North held its graduation ceremony on Monday night, May 23. The program shows that 168 students graduated. Figuring out how many did not graduate, however, is trickier.
Four days before graduation, on May 19, North principal Ed Salem told Westword that 111 out of 126 seniors on the main campus were on track to graduate, meaning they were not failing any required classes.
In addition, 27 out of 37 seniors were on track to graduate from the Engagement Center, a so-called "school within a school" in which 150 students in all grades attend full-time and do most of their work online. This year was the first for North's Engagement Center, which is open for twelve hours a day and staffed by a rotating cast of teachers. (Montbello, Abraham Lincoln and West high schools also have engagement centers.)

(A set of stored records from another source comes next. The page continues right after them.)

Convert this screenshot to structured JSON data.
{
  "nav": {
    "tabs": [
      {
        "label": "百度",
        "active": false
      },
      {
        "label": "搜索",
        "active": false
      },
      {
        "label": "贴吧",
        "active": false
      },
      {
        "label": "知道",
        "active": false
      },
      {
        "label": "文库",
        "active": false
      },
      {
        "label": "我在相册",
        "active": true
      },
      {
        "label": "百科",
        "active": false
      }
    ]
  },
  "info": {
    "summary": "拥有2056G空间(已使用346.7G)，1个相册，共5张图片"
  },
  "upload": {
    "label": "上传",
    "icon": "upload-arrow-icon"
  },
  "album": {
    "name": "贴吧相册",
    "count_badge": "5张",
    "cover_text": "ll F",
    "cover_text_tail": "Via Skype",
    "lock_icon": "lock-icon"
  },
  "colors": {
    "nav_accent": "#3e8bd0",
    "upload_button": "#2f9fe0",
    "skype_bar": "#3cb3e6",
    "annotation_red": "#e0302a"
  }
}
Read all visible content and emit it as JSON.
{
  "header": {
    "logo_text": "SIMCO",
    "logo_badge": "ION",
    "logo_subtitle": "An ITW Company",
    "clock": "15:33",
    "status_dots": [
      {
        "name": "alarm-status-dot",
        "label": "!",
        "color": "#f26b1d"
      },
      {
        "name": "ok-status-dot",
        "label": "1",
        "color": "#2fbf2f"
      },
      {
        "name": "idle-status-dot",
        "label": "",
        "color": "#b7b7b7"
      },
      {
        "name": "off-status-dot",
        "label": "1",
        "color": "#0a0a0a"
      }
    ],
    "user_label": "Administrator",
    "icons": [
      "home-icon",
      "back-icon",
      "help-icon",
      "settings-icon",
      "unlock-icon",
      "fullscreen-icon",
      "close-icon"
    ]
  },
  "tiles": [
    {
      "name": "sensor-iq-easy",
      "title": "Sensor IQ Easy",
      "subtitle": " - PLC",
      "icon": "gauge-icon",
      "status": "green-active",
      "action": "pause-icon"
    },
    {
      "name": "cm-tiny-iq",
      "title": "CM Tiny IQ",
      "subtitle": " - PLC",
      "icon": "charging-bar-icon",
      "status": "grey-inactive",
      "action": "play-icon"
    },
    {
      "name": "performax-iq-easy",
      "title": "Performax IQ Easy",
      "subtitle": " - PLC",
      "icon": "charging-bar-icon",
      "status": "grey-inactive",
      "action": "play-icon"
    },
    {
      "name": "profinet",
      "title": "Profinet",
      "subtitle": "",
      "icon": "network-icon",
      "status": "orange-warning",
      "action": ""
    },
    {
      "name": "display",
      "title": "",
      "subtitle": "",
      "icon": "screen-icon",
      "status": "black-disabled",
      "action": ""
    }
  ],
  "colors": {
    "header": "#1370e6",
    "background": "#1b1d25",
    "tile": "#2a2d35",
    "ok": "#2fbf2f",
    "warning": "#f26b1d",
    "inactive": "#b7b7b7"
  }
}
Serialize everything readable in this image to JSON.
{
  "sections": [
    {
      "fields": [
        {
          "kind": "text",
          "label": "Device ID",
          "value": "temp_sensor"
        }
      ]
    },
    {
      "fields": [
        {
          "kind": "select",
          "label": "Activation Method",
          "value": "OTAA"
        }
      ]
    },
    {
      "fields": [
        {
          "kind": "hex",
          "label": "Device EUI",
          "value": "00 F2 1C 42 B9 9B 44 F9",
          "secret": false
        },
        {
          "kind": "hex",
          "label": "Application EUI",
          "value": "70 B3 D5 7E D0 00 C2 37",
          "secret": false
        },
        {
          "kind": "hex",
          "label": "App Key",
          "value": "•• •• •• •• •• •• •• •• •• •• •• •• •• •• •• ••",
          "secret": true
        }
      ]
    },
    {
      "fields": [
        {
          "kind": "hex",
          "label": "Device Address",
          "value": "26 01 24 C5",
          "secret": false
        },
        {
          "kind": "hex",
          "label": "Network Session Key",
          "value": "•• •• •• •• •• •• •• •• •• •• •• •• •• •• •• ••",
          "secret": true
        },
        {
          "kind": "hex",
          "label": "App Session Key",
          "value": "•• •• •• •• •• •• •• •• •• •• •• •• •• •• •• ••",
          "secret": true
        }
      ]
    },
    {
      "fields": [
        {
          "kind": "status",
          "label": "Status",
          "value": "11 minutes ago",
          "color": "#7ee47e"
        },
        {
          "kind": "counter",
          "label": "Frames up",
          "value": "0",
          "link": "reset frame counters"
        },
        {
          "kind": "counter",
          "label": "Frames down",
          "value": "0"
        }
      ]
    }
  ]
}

But North's numbers don't seem to add up. According to Salem, on May 19, 138 out of 163 seniors were on track to graduate. Then four days later, the program said that 168 did. Salem explained today that the program is not an official record, and that the 168 names listed include students who "will potentially graduate through summer school, too."
Still, it would appear that all -- or very nearly all -- of North's seniors graduated this year. That's quite a feat for a school that had a 46 percent graduation rate in 2008.
This fall, North will experience several changes. For one thing, Salem won't be back. After helming North for three years, he told staff earlier this spring that he'd taken the principal job at Abraham Lincoln. But a few weeks later, Lincoln announced that Salem had turned down the job to spend more time with his family. North hired a different principal for next year: Nicole Veltze, who was principal at Skinner Middle School this year.
Nancy Werkmeister, an assistant principal at North who oversaw part of the credit recovery program, recently announced that she won't be returning, either. She's retiring, according to Denver Public Schools spokesman Michael Vaughn -- and she says her decision has nothing to do with Westword's story.
Werkmeister declined an interview for the story. But the story quotes from e-mails she sent to credit recovery staffers in which she refused to block websites that students were using to cheat on online tests. In another e-mail, Werkmeister wrote that students who were failing a class would be allowed to demonstrate proficiency (and pass the class) by simply taking the final in credit recovery rather than doing the coursework.
And that lowering of expectations, current and former teachers say, is the real cheat.
More from our Education archives: "DPS English-language program: More than 200 Spanish-speaking parents graduate."